Hey there you reading this blog, would you believe that two months ago I had locked myself in the bathroom, was listening to my son cry on the other side of the door and for the first time, didn’t care.
I needed a time out, big time.
There, standing in the room with the tiny potty, training toothpaste, and tub toys, I came to the conclusion that the hulking monster of postpartum depression had found me once again and this time he had taken steroids.
Let’s go back, shall we? My son is born and motherhood is just not “clicking.” I feel disconnected to my baby, almost as if he belongs to someone else and I just have him on loan from a library. I decide that it might be time to get some help and I return briefly to some medication that I had been on for a little while during my teen years. It helps me get over the rough start and I am able to wean myself off. I feel great. I am capable.
I am confident. I am strong.
Then two and a half years later my daughter comes into the world. I hold my breath. The chances that I will get post natal depression again are high. But three months in and no signs yet. I am taking care of two kids on my own during the day and even though I feel a little out of my element at times, I am managing and know that there will be a time when I feel like a pro.
Then, just like on Jurassic Park, the electric security fences are turned off and the t-rex is let loose.
Suddenly I’m spiraling out of control. I start one project and then flit to another, feeling like everything is urgent. Nothing gets done and my children seem to be lost some where in a fog of constant anxiety and sadness. I can hear them and vaguely see them, but I can’t feel them like I used to. They seem more like embers of hot coal that I am forced to juggle every day then my babies. I watch my husband get ready for work every day and pray there was some way he could stay or I could trade places.
I am scared. I am lonely. I am drowning.

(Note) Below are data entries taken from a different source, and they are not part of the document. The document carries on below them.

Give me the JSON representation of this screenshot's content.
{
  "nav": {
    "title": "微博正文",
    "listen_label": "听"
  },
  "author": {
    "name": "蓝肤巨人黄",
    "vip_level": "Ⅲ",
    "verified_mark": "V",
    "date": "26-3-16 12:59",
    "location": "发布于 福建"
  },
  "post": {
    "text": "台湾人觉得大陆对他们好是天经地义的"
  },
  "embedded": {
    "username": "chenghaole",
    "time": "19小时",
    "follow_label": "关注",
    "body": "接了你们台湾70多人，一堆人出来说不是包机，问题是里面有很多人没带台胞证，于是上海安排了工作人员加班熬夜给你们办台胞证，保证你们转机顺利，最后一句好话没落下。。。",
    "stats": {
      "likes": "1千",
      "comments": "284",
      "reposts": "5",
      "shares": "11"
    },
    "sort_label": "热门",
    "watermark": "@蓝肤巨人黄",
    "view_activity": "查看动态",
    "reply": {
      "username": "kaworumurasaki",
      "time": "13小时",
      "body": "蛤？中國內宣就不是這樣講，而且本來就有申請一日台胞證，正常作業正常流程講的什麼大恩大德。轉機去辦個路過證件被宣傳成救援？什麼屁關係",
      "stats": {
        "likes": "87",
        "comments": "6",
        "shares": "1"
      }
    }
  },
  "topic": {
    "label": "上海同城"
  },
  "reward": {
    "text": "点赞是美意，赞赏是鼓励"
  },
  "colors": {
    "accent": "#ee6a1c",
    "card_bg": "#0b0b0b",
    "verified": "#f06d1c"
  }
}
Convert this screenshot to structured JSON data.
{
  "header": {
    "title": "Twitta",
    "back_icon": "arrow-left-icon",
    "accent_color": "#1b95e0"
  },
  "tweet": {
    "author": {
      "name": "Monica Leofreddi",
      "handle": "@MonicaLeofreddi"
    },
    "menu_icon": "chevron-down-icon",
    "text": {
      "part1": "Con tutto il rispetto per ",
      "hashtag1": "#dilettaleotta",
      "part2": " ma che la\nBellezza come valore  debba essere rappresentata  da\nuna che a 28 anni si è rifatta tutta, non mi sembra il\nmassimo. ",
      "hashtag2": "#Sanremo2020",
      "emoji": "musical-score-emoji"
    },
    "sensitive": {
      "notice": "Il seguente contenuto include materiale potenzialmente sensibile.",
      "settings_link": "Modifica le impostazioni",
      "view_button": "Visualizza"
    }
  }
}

Then one day, the fog turns into a hurricane. I look at my children and suddenly realize I can’t care for them, not like this. I used to love this impossible job. Now it feels just like that, impossible. My flight or fight kicks in and all I want to do is leave, whether it was a temporary departure or a permanent one was immaterial. I just wanted out. So I took my daughter in my arms, gave my son a cereal bar and shut myself in the bathroom.
Please let the storm stop. Please. Turn the fences back on. I can’t do this.
My son knows something is wrong and starts banging on the door asking for me. I click the lock on the door and let him cry. His cries get engulfed in the hurricane, eatten by the monster. I’m in there for ten minutes. I don’t want to come out. I want to stay in there until my husband comes home. But I know my son needs to see me, needs to know Mommy is okay. I come out and pace. I pace with my daughter in my arms and my son following inches behind me. He has stopped crying but a look of concern falls across his face and he’s quiet.
I pick up the phone and dial my doctor. I explain everything I am feeling and that I think I might need to go back on my medication. The order is put in right away. I am given a number for a therapist who I immediately call afterward and make an appointment.
I am now a medicated mama.
I see a therapist once a week and am religious about taking my pill every day. I am a medicated mama, who once felt scared, lonely and drowning. You might think that the pills and therapy made me feel better and they do. But it was actually before the pills and the therapy. The minute I walked out of that bathroom, despite everything in me telling me to leave. The minute I picked up that phone and realized that I needed help and made sure I got it, I knew I was capable.